Given data
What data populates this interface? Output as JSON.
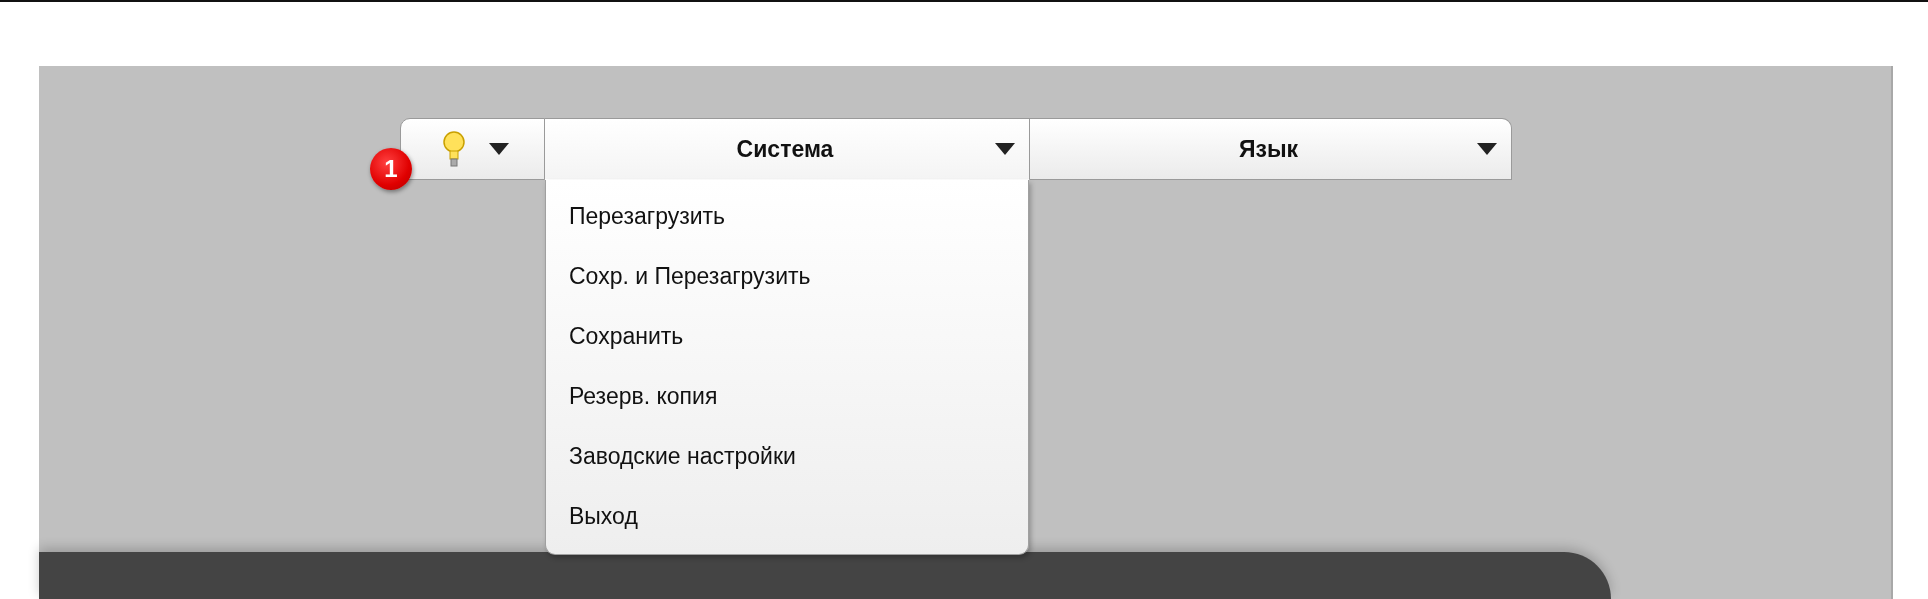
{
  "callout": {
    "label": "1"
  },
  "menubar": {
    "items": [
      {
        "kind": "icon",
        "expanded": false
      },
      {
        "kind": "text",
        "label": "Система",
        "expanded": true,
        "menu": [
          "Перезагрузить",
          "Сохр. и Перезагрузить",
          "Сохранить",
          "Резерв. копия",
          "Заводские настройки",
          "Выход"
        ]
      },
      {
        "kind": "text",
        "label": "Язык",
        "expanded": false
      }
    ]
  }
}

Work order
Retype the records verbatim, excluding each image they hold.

Written response
What data populates this interface? Output as JSON.
{
  "callout": {
    "label": "1"
  },
  "menubar": {
    "items": [
      {
        "kind": "icon",
        "expanded": false
      },
      {
        "kind": "text",
        "label": "Система",
        "expanded": true,
        "menu": [
          "Перезагрузить",
          "Сохр. и Перезагрузить",
          "Сохранить",
          "Резерв. копия",
          "Заводские настройки",
          "Выход"
        ]
      },
      {
        "kind": "text",
        "label": "Язык",
        "expanded": false
      }
    ]
  }
}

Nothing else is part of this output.